America used to be referred to as Columbia, named after Christopher Columbus.
Therefore, British Columbia is the name given to the British part of America (ie Columbia), and it was British because Canada was a British colony. So British Columbia means “British America” (but America as a continent, even though the word DOES have very strong ties to the USA).
The Columbia River is what the area is named for, and it goes through both Canada and the US, hence British Columbia is the area of the Columbia river that is in Canada (British territory). The Columbia river is named that because America was Columbia.
OKAY. NEXT PROBLEM.
Colombia vs Columbia.

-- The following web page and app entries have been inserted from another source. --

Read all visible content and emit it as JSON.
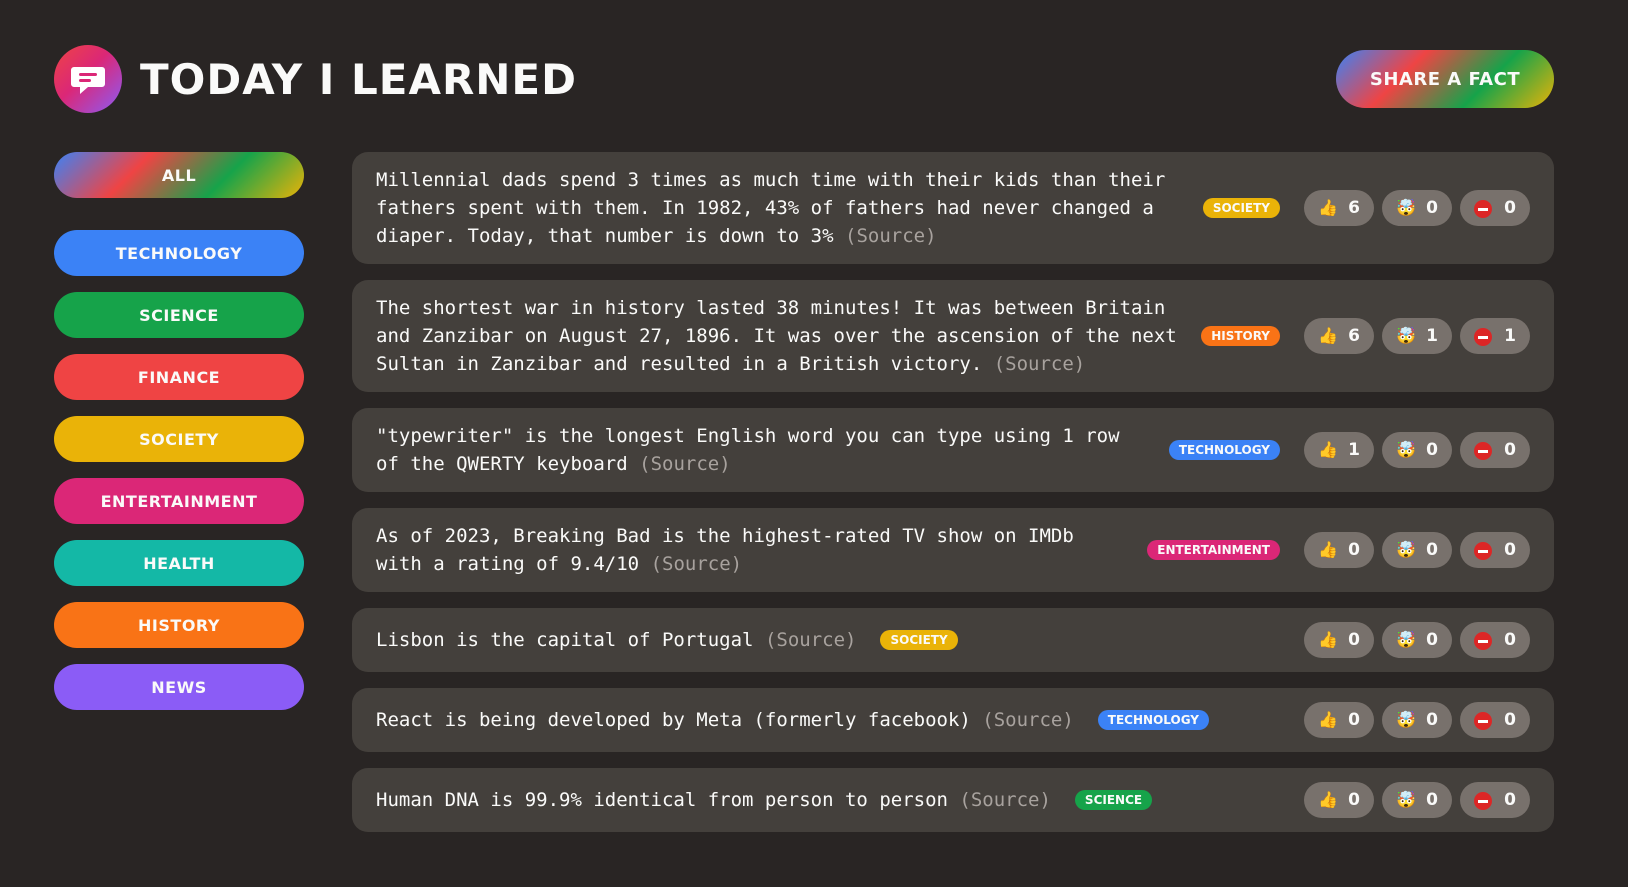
{
  "header": {
    "title": "Today I Learned",
    "share_label": "Share a fact",
    "logo_icon": "speech-bubble-icon"
  },
  "colors": {
    "technology": "#3b82f6",
    "science": "#16a34a",
    "finance": "#ef4444",
    "society": "#eab308",
    "entertainment": "#db2777",
    "health": "#14b8a6",
    "history": "#f97316",
    "news": "#8b5cf6"
  },
  "sidebar": {
    "all_label": "All",
    "categories": [
      {
        "key": "technology",
        "label": "Technology"
      },
      {
        "key": "science",
        "label": "Science"
      },
      {
        "key": "finance",
        "label": "Finance"
      },
      {
        "key": "society",
        "label": "Society"
      },
      {
        "key": "entertainment",
        "label": "Entertainment"
      },
      {
        "key": "health",
        "label": "Health"
      },
      {
        "key": "history",
        "label": "History"
      },
      {
        "key": "news",
        "label": "News"
      }
    ]
  },
  "facts": [
    {
      "text": "Millennial dads spend 3 times as much time with their kids than their fathers spent with them. In 1982, 43% of fathers had never changed a diaper. Today, that number is down to 3%",
      "source_label": "(Source)",
      "category": "society",
      "category_label": "society",
      "votes": {
        "interesting": "6",
        "mindblowing": "0",
        "false": "0"
      }
    },
    {
      "text": "The shortest war in history lasted 38 minutes! It was between Britain and Zanzibar on August 27, 1896. It was over the ascension of the next Sultan in Zanzibar and resulted in a British victory.",
      "source_label": "(Source)",
      "category": "history",
      "category_label": "history",
      "votes": {
        "interesting": "6",
        "mindblowing": "1",
        "false": "1"
      }
    },
    {
      "text": "\"typewriter\" is the longest English word you can type using 1 row of the QWERTY keyboard",
      "source_label": "(Source)",
      "category": "technology",
      "category_label": "technology",
      "votes": {
        "interesting": "1",
        "mindblowing": "0",
        "false": "0"
      }
    },
    {
      "text": "As of 2023, Breaking Bad is the highest-rated TV show on IMDb with a rating of 9.4/10",
      "source_label": "(Source)",
      "category": "entertainment",
      "category_label": "entertainment",
      "votes": {
        "interesting": "0",
        "mindblowing": "0",
        "false": "0"
      }
    },
    {
      "text": "Lisbon is the capital of Portugal",
      "source_label": "(Source)",
      "category": "society",
      "category_label": "society",
      "votes": {
        "interesting": "0",
        "mindblowing": "0",
        "false": "0"
      }
    },
    {
      "text": "React is being developed by Meta (formerly facebook)",
      "source_label": "(Source)",
      "category": "technology",
      "category_label": "technology",
      "votes": {
        "interesting": "0",
        "mindblowing": "0",
        "false": "0"
      }
    },
    {
      "text": "Human DNA is 99.9% identical from person to person",
      "source_label": "(Source)",
      "category": "science",
      "category_label": "science",
      "votes": {
        "interesting": "0",
        "mindblowing": "0",
        "false": "0"
      }
    }
  ]
}
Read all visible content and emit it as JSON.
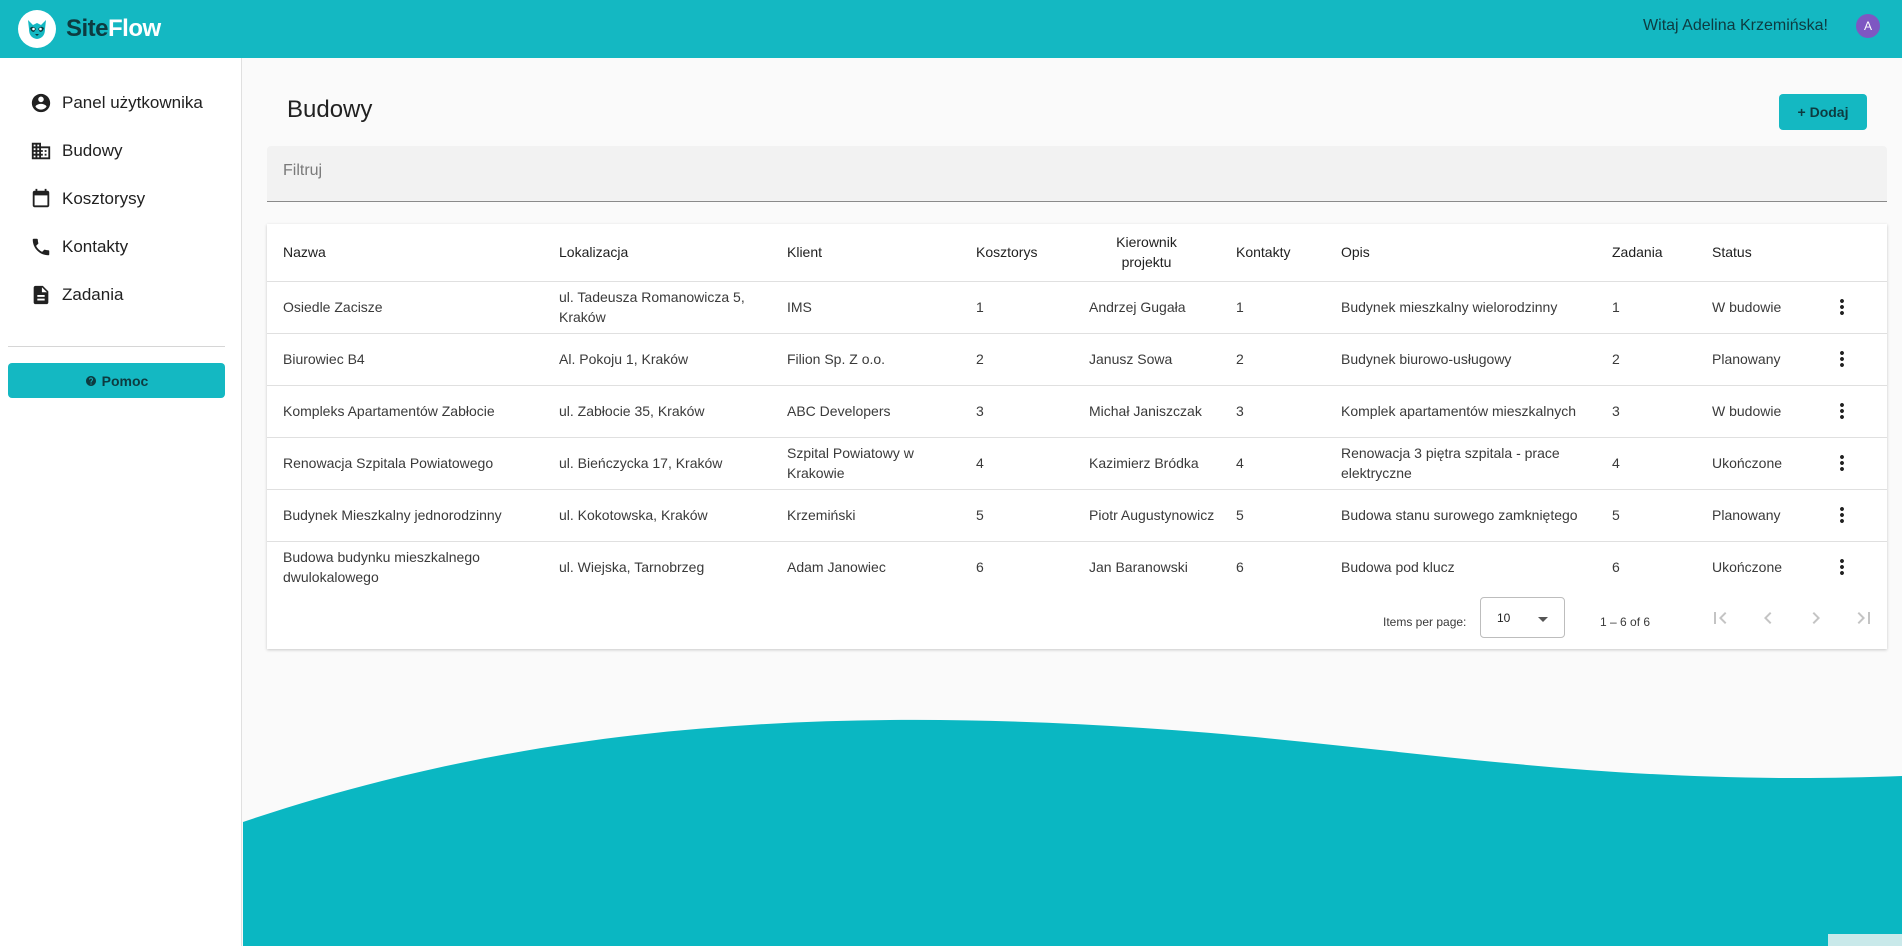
{
  "app": {
    "name_part1": "Site",
    "name_part2": "Flow"
  },
  "header": {
    "greeting": "Witaj Adelina Krzemińska!",
    "avatar_initial": "A"
  },
  "sidebar": {
    "items": [
      {
        "label": "Panel użytkownika",
        "icon": "account-circle-icon"
      },
      {
        "label": "Budowy",
        "icon": "building-icon"
      },
      {
        "label": "Kosztorysy",
        "icon": "calendar-icon"
      },
      {
        "label": "Kontakty",
        "icon": "phone-icon"
      },
      {
        "label": "Zadania",
        "icon": "document-icon"
      }
    ],
    "help_label": "Pomoc"
  },
  "main": {
    "title": "Budowy",
    "add_label": "+ Dodaj",
    "filter_placeholder": "Filtruj"
  },
  "table": {
    "columns": [
      "Nazwa",
      "Lokalizacja",
      "Klient",
      "Kosztorys",
      "Kierownik projektu",
      "Kontakty",
      "Opis",
      "Zadania",
      "Status"
    ],
    "rows": [
      [
        "Osiedle Zacisze",
        "ul. Tadeusza Romanowicza 5, Kraków",
        "IMS",
        "1",
        "Andrzej Gugała",
        "1",
        "Budynek mieszkalny wielorodzinny",
        "1",
        "W budowie"
      ],
      [
        "Biurowiec B4",
        "Al. Pokoju 1, Kraków",
        "Filion Sp. Z o.o.",
        "2",
        "Janusz Sowa",
        "2",
        "Budynek biurowo-usługowy",
        "2",
        "Planowany"
      ],
      [
        "Kompleks Apartamentów Zabłocie",
        "ul. Zabłocie 35, Kraków",
        "ABC Developers",
        "3",
        "Michał Janiszczak",
        "3",
        "Komplek apartamentów mieszkalnych",
        "3",
        "W budowie"
      ],
      [
        "Renowacja Szpitala Powiatowego",
        "ul. Bieńczycka 17, Kraków",
        "Szpital Powiatowy w Krakowie",
        "4",
        "Kazimierz Bródka",
        "4",
        "Renowacja 3 piętra szpitala - prace elektryczne",
        "4",
        "Ukończone"
      ],
      [
        "Budynek Mieszkalny jednorodzinny",
        "ul. Kokotowska, Kraków",
        "Krzemiński",
        "5",
        "Piotr Augustynowicz",
        "5",
        "Budowa stanu surowego zamkniętego",
        "5",
        "Planowany"
      ],
      [
        "Budowa budynku mieszkalnego dwulokalowego",
        "ul. Wiejska, Tarnobrzeg",
        "Adam Janowiec",
        "6",
        "Jan Baranowski",
        "6",
        "Budowa pod klucz",
        "6",
        "Ukończone"
      ]
    ]
  },
  "paginator": {
    "items_per_page_label": "Items per page:",
    "items_per_page_value": "10",
    "range_label": "1 – 6 of 6"
  },
  "colors": {
    "accent": "#14b8c2",
    "dark_text": "#0d3b40",
    "avatar": "#7e57c2"
  }
}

If my friend is anything to go off of, haha, then people from Colombia are very adamant that they are Colombian and not Columbian. It’s not called Columbia.

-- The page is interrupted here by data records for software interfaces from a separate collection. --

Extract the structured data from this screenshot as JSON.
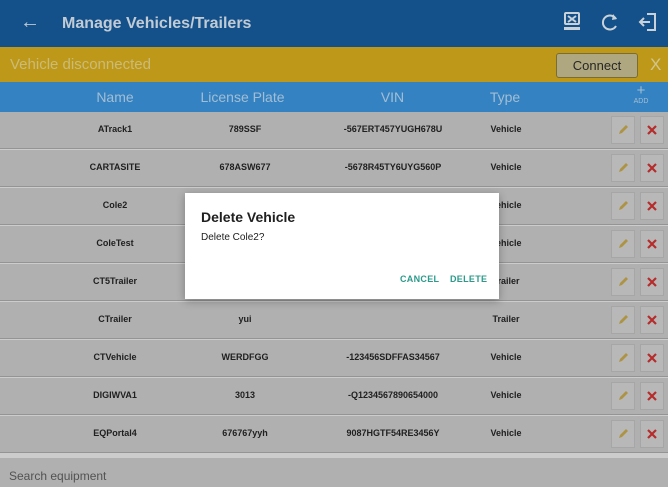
{
  "topbar": {
    "title": "Manage Vehicles/Trailers",
    "icons": [
      "back-arrow-icon",
      "export-device-icon",
      "refresh-icon",
      "logout-icon"
    ],
    "background_color": "#175c9c"
  },
  "status": {
    "text": "Vehicle disconnected",
    "connect_label": "Connect",
    "close_label": "X",
    "background_color": "#d8ae1d"
  },
  "table": {
    "headers": {
      "name": "Name",
      "plate": "License Plate",
      "vin": "VIN",
      "type": "Type",
      "add_plus": "+",
      "add_label": "ADD"
    },
    "rows": [
      {
        "name": "ATrack1",
        "plate": "789SSF",
        "vin": "-567ERT457YUGH678U",
        "type": "Vehicle"
      },
      {
        "name": "CARTASITE",
        "plate": "678ASW677",
        "vin": "-5678R45TY6UYG560P",
        "type": "Vehicle"
      },
      {
        "name": "Cole2",
        "plate": "",
        "vin": "",
        "type": "Vehicle"
      },
      {
        "name": "ColeTest",
        "plate": "",
        "vin": "",
        "type": "Vehicle"
      },
      {
        "name": "CT5Trailer",
        "plate": "",
        "vin": "",
        "type": "Trailer"
      },
      {
        "name": "CTrailer",
        "plate": "yui",
        "vin": "",
        "type": "Trailer"
      },
      {
        "name": "CTVehicle",
        "plate": "WERDFGG",
        "vin": "-123456SDFFAS34567",
        "type": "Vehicle"
      },
      {
        "name": "DIGIWVA1",
        "plate": "3013",
        "vin": "-Q1234567890654000",
        "type": "Vehicle"
      },
      {
        "name": "EQPortal4",
        "plate": "676767yyh",
        "vin": "9087HGTF54RE3456Y",
        "type": "Vehicle"
      }
    ],
    "row_icons": [
      "pencil-icon",
      "delete-x-icon"
    ],
    "header_color": "#3c95dc"
  },
  "search": {
    "placeholder": "Search equipment",
    "value": ""
  },
  "dialog": {
    "title": "Delete Vehicle",
    "message": "Delete Cole2?",
    "cancel_label": "CANCEL",
    "delete_label": "DELETE",
    "accent_color": "#2b9a8a"
  }
}
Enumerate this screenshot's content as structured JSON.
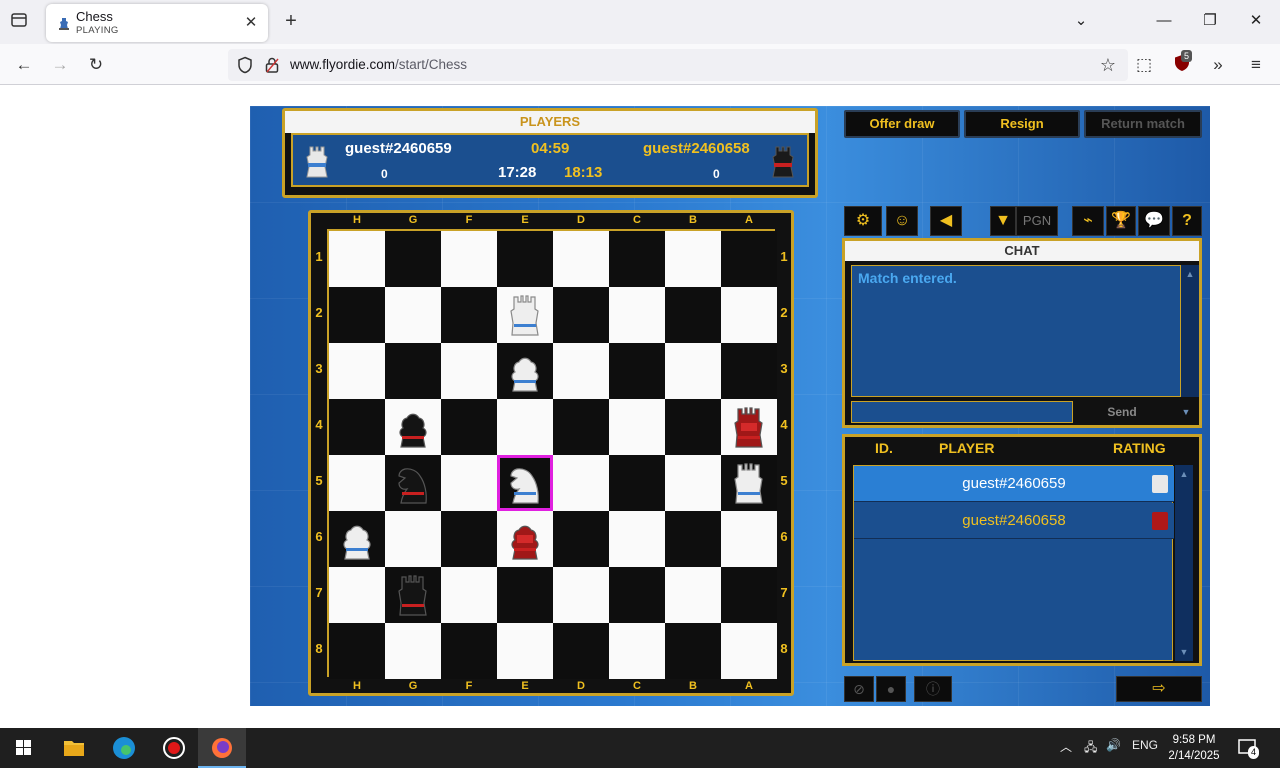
{
  "browser": {
    "tab_title": "Chess",
    "tab_subtitle": "PLAYING",
    "url_host": "www.flyordie.com",
    "url_path": "/start/Chess",
    "extension_badge": "5"
  },
  "game": {
    "players_header": "PLAYERS",
    "player1": {
      "name": "guest#2460659",
      "time_move": "04:59",
      "time_total": "17:28",
      "score": "0"
    },
    "player2": {
      "name": "guest#2460658",
      "time_total": "18:13",
      "score": "0"
    },
    "buttons": {
      "offer_draw": "Offer draw",
      "resign": "Resign",
      "return_match": "Return match"
    },
    "toolbar": {
      "pgn": "PGN"
    },
    "files": [
      "H",
      "G",
      "F",
      "E",
      "D",
      "C",
      "B",
      "A"
    ],
    "ranks": [
      "1",
      "2",
      "3",
      "4",
      "5",
      "6",
      "7",
      "8"
    ],
    "pieces": [
      {
        "square": "E2",
        "color": "white",
        "type": "rook"
      },
      {
        "square": "E3",
        "color": "white",
        "type": "pawn"
      },
      {
        "square": "G4",
        "color": "black",
        "type": "pawn"
      },
      {
        "square": "A4",
        "color": "red",
        "type": "rook"
      },
      {
        "square": "G5",
        "color": "black",
        "type": "knight"
      },
      {
        "square": "E5",
        "color": "white",
        "type": "knight",
        "selected": true
      },
      {
        "square": "A5",
        "color": "white",
        "type": "rook"
      },
      {
        "square": "H6",
        "color": "white",
        "type": "pawn"
      },
      {
        "square": "E6",
        "color": "red",
        "type": "pawn"
      },
      {
        "square": "G7",
        "color": "black",
        "type": "rook"
      }
    ],
    "chat": {
      "header": "CHAT",
      "message": "Match entered.",
      "send_label": "Send"
    },
    "player_list": {
      "headers": {
        "id": "ID.",
        "player": "PLAYER",
        "rating": "RATING"
      },
      "rows": [
        {
          "name": "guest#2460659",
          "highlight": true
        },
        {
          "name": "guest#2460658",
          "highlight": false
        }
      ]
    }
  },
  "taskbar": {
    "language": "ENG",
    "time": "9:58 PM",
    "date": "2/14/2025",
    "notification_count": "4"
  }
}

Both names are derived from Christopher Columbus.
So really, they’re basically the same thing.
Except that the name Columbus is from Greek kolumbos (κόλυμβος) so I’m thinking that both are off, since the Us are more like the english “oo” sound. So English made it a U and Spanish made it a O, but both are kinda off from the Greek.
In Spanish, Columbia sounds like “coloombia” because that’s how they pronounce the U.

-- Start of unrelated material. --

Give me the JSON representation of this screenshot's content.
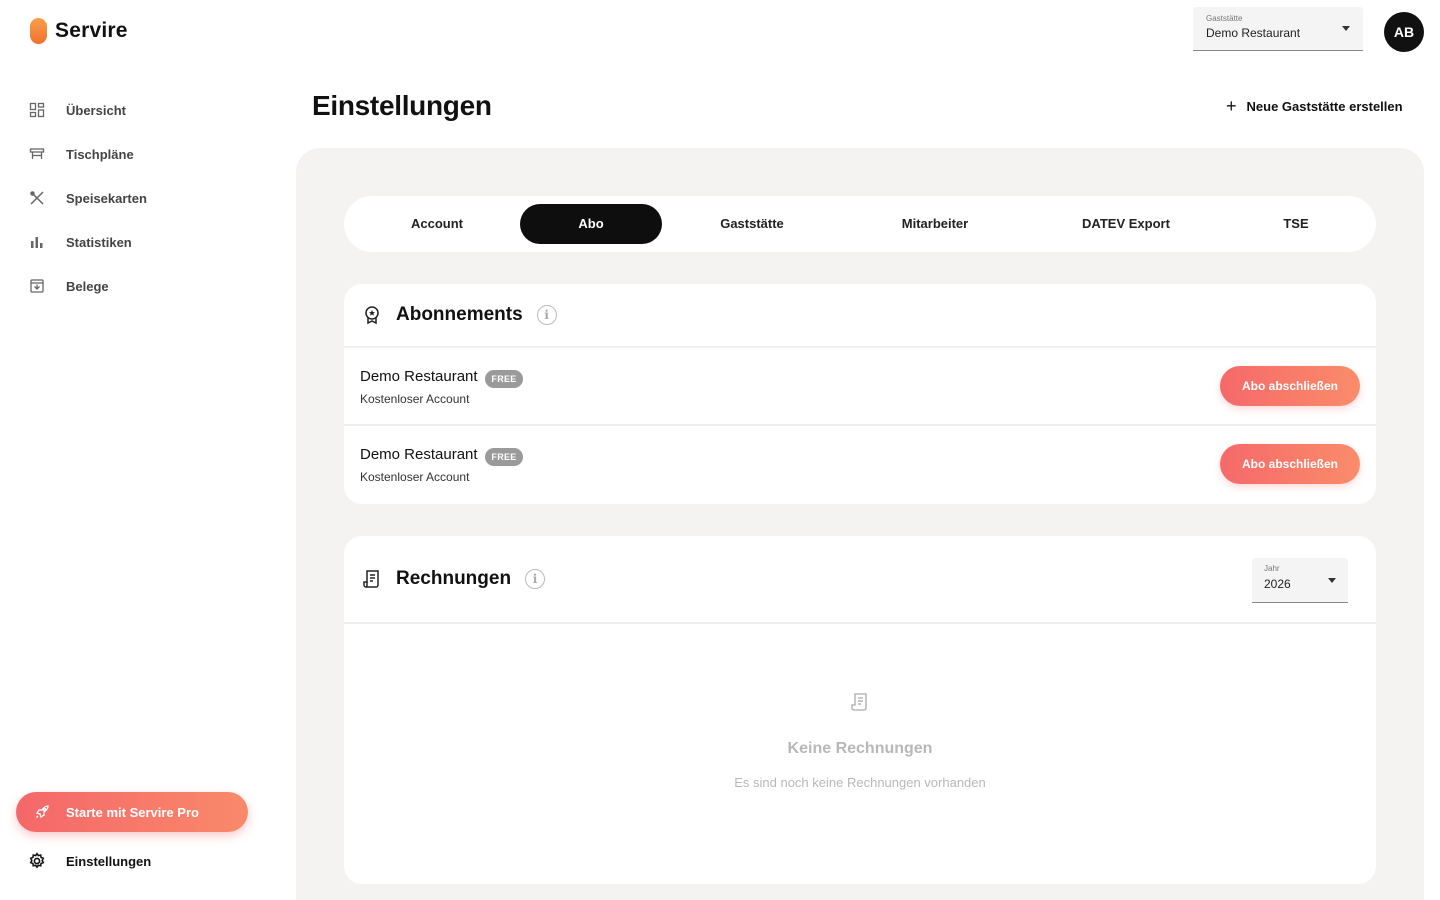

But even though that would have been closer to the transliteration from Greek, both Italian and Spanish use Colombia instead of Columbia.
So why does Italian use Colombo instead of Columbo, when the word in Latin was “Columbe”, for dove?
I don’t think there’s an answer for that one, lol. Some italian guy decided that’s how it was going to be spelled.
and that one guy, hundreds and hundreds of years ago, is the entire reason Colombia is called Colombia and not Columbia, and thus the entire reason why Spanish and Colombian people are butthurt about English-speakers misspelling Colombia as Columbia.